I was reading an article the other day in a book called The Simpsons and Philosophy on Lisa and the concept of anti-intellectualism in America. The article discussed how Americans are on one hand fascinated with and have much respect for the professor or scientist, but on the other hand, have this resentment that those intellectuals live in their ‘ivory tower’ far away from the real world. It’s kind of funny. We actively seek out ‘experts’ to give us their opinion on various topics – just look at all the guests on daytime talk shows for instance – and yet if they disagree with our own, we become defensive and respond “Well, what do they know? I’m entitled to my own opinion too.”

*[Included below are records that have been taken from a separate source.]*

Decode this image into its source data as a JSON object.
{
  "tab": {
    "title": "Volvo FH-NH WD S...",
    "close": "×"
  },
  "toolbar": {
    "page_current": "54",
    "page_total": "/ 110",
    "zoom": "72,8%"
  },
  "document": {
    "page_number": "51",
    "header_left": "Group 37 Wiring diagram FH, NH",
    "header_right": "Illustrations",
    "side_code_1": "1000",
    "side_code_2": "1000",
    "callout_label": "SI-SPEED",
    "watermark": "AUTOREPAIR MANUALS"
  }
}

It never ceases to amaze me that people can hold the belief that all opinions/ perceptions/ theories hold equal weight, regardless of how informed the person making the argument is. An ‘expert’ opinion holds the same weight as the everyday common man. Now, I’m not saying that just because so and so says it’s true means that is absolute proof that it is. Authorities are used to show that there is good reason to believe something. But if we don’t agree with the authority, we immediately try to discredit the authority as ‘that’s just one opinion and no one really knows anything.’
I bring up the topic because I received an email today where someone specifically stated “There is no bak (sic) up to your ideas.” This person prided himself on staying open to all ‘ideas’ regardless of how plausible they really were. To him, all perspectives had equal weight, and regardless of historical or scientific evidence or the debates of numerous philosophers and theologians, there was still this sense that no one really knows anything and therefore I will believe what I want because it could be true. And the most fascinating thing was that he was unwilling to actually do some research into primary sources because what did they know? They were just another opinion on equal footing with his own, regardless of what they said or how well they articulated their own argument. No debate on principles, theories, methodologies, etc here. Just a flat, well my opinion is just as valid as theirs and a strong predilection towards oh, they don’t know what they’re talking about. I’ve heard about their reputation (through the grapevine of course, & we all know how accurate that can be).
Well, to each, his own, right? I was just struck not only by his laziness to actually go look things up and do a bit of research but also by his unrelenting enthusiasm for believing that all ideas hold water. As I’ve mentioned in other posts, I take a scientific approach to evaluating whether something is credible, so I can reject the more outrageous ideas while keeping those that may be plausible. But to say that there is no ‘back up’ to one’s ideas is ridiculous. People believe what they’ve come to know and accept as true based on their own life experiences. We know that if we toss a ball into the air, a force we call gravity will pull it back to the earth. If I stub my toe, it will probably hurt. My arms and legs don’t just fall off whenever it’s windy. If I don’t eat, eventually I will get hungry. Etc.
Sure, you could argue as Descartes did that it is not possible to ‘know’ anything because the mere possibility that something could exist causes doubt that it might. It is impossible to ‘know’ anything with absolute certainty. Or you could argue that no one uses the word ‘know’ in that regards. If you asked me if I ‘knew’ the time, I’d look at my watch and tell you. I may recognize that it is ‘possible’ that my watch stopped or that it was off by a couple of seconds from the world clock, but it’s far more ‘probable’ that it’s approximately the time my watch says.
The key here is what is ‘probable.’ We believe what we do because over the course of our lives, we’ve learned that certain things are more likely to be true than others. It is the foundation that our ideas are based upon and provides the justification for why we believe what we do. In knowledge theory, for something to be considered ‘knowledge,’ it must be justified – we must have a ‘good reason’ for believing what we do.